Modern era no longer permits legends like Mick Murphy
Winner of Rás Tailteann in 1958 would cut vein of cow and drink blood during race
Mick Murphy, who won the Rás Tailteann in 1958, was also an acrobat, rower, weight lifter and sporting philosopher.photograph: Valerie O’Sullivan
We were somewhere between Glenbeigh and Caherciveen, the sun laughing in our faces from across the openness of Dingle Bay, the brilliantly warming Indian summer breeze pressing gently against our backs, our gateway to south Kerry now opening in all its glory.
If there was the perfect day to cycle the Ring of Kerry, it may well have been last Tuesday. It wasn’t a race, but we were determined to ride hard and to finish or be damned. And there was certainly no lack of inspiration along the way.
“I think Mick Murphy lives up that hill,” I told our mini peloton, pointing left and into the still sweet blooming ferns and magnificently empurpled landscape. I wasn’t sure, because I’d never actually been up to meet him.
But much of the legend of Mick Murphy – especially in these days of chronic overuse of that word – was his eccentrically isolated existence and his utter disregard for sporting celebrity. He was also a mad bastard, long before that became any sort of compliment, and soon became known as the ‘Iron Man’, again before that took on another connotation.
Still, his achievements in Irish cycling are so unique they should never be forgotten. So I promised myself again to go up and meet him someday, before we rode on, out of Caherciveen and on towards Waterville – along the same stretches of roads that Murphy would have rode countless times, in all conditions. For us, on light carbon bike frames and rigid aluminium wheels, it was sheer pleasure: for Murphy, at times, it must have been sheer torture.

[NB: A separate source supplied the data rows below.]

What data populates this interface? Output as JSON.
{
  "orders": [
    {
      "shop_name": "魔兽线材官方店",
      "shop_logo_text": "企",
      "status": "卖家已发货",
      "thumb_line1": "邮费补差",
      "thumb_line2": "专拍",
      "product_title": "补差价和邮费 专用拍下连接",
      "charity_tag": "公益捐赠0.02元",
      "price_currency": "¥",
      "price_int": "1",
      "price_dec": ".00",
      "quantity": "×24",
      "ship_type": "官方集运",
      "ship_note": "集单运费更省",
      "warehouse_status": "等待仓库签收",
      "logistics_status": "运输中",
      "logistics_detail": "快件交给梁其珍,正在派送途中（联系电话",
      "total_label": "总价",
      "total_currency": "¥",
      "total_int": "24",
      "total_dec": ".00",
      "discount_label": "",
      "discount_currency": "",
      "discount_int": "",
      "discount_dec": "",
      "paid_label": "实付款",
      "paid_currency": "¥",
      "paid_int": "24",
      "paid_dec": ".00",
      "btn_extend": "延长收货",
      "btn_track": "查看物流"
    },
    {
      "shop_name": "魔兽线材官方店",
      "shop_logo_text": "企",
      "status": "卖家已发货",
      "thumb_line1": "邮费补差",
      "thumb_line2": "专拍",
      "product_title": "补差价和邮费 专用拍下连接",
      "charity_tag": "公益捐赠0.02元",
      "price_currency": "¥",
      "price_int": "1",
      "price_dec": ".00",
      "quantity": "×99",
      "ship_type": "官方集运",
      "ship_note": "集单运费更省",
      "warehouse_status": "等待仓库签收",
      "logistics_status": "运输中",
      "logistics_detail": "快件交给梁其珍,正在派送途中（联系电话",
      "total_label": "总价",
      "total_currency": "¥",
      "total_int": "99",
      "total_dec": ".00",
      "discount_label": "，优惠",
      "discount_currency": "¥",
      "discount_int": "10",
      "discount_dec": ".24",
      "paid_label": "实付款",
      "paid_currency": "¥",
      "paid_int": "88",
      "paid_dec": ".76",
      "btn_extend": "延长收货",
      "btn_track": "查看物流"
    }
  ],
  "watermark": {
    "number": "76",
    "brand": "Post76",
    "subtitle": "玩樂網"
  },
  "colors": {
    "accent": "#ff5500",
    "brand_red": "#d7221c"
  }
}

Indeed Murphy represented that era of Irish sport when hardiness was the ultimate virtue, and when extraordinary sporting achievement could be taken for exactly that: if, today, Murphy came out and did what he did in a bike race then nobody would believe in him, which further intensifies the sense we will never see his likes again.
When, in 1956, he was beaten in a mile race in Sneem, despite getting a 100-yard handicap, he turned solely to cycling, further inspired by witnessing the Rás pass through Tralee that summer.
Like all legends, Murphy was either ahead or somehow out of his time. He’d also become captivated by the circus acts of the era, engaging with the performers, discovering the importance they placed on diet and training (nettle juice, raw meat, and goats’ milk just some of his pre-race favourites, his weight training carried out with self-made barbells and various stone implements).
Still, what turned Murphy into the lasting legend he became was the incredible nature of his 1958 Rás victory, which began when he took the lead on stage two, from Wexford to Kilkenny. Only Murphy’s stage didn’t end there: he then cycled around 30 miles, to “cool down”, before finishing up in a quiet field to do weight training for an hour. Then, after locating a suitably docile cow, he used the small penknife he always carried in his sock to cut a vein in its neck, letting the blood run into his water bottle, which he promptly drank.
Murphy actually termed this a “transfusion”, and admitted to performing it several times during the race. He mightn’t get away with it these days, and not just for health reasons, but again his was the era of total transparency, in a different sense. And while Murphy might well have produced the sort of abnormal blood value which this week left Paula Radcliffe trying desperately to defend her extraordinary sporting achievements, would anyone have doubted him?
Crashed on wet roads
Anyway, Murphy would need more than just cow’s blood to get him to the finish of the 1958 Rás. On stage three, from Kilkenny to Clonakilty, his bike jammed approaching Glanmire, so he famously “borrowed” a farmer’s bike to stay in the race. The following day, on stage four into Tralee, he crashed on wet roads approaching Glangarriff, landing hard on his left shoulder. Instinctively, he got back on his bike, finishing that stage torn and bleeding, and with a broken collarbone. Obviously in agony for the next day’s stage, into Nenagh, Murphy somehow survived, fuelled by flasks of hot tea mixed with brandy. He crashed again, on stage seven, into Sligo, although by then nothing could stop him: he rode from the front on the last stage, for 100 miles, and in the end won that Rás by five minutes.
“Attack is the best defence,” is how he described his race tactics. “And I have no doubt about it, I was the greatest solo rider in Ireland, I was a different breed.”
Indeed he was: after his third Rás, in 1960, Murphy never rode competitively again. He later moved into professional wrestling, spending some time on the London circuit, and later still toured much of Britain and Germany, performing as a sword swallower and fire-eater, while also working as a bricklayer to help pay his way. Then he settled back in Sugrena, declining to draw the State pension, living without electricity or running water, in a house he proudly modelled on a chicken shack.
Then yesterday afternoon, still contemplating why Radcliffe was trying desperately to defend her extraordinary sporting achievements, I heard that Mick Murphy had died, aged 81, part of the sadness being that I’d never been up to meet him, and that we are now in a truly different sporting era.